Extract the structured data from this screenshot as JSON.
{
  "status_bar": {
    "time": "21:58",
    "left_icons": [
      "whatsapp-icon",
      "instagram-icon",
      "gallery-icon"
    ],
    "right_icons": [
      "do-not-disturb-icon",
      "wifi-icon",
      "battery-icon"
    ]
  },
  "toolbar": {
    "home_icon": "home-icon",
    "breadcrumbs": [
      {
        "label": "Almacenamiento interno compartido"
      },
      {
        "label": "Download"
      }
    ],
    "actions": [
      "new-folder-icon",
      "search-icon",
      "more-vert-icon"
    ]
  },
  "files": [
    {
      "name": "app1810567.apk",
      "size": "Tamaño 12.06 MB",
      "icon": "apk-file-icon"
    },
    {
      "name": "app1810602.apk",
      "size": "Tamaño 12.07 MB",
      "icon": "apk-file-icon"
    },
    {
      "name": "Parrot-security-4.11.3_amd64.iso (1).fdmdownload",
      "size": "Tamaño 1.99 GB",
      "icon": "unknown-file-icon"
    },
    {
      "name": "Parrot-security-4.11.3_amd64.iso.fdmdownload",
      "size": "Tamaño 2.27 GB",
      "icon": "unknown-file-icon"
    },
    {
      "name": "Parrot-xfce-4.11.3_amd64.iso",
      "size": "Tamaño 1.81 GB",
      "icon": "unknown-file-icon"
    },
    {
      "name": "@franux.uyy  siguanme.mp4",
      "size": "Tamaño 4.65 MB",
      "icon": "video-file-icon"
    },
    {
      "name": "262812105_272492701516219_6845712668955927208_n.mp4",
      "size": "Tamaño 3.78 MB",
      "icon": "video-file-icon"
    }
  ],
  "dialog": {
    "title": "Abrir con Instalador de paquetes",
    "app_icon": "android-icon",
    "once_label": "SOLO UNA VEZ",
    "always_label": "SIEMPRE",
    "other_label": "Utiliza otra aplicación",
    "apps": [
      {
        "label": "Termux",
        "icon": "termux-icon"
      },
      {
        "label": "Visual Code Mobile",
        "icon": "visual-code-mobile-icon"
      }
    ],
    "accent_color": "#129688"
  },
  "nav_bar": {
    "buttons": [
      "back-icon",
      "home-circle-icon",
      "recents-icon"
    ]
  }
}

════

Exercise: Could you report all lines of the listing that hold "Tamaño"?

Response:
      "size": "Tamaño 12.06 MB",
      "size": "Tamaño 12.07 MB",
      "size": "Tamaño 1.99 GB",
      "size": "Tamaño 2.27 GB",
      "size": "Tamaño 1.81 GB",
      "size": "Tamaño 4.65 MB",
      "size": "Tamaño 3.78 MB",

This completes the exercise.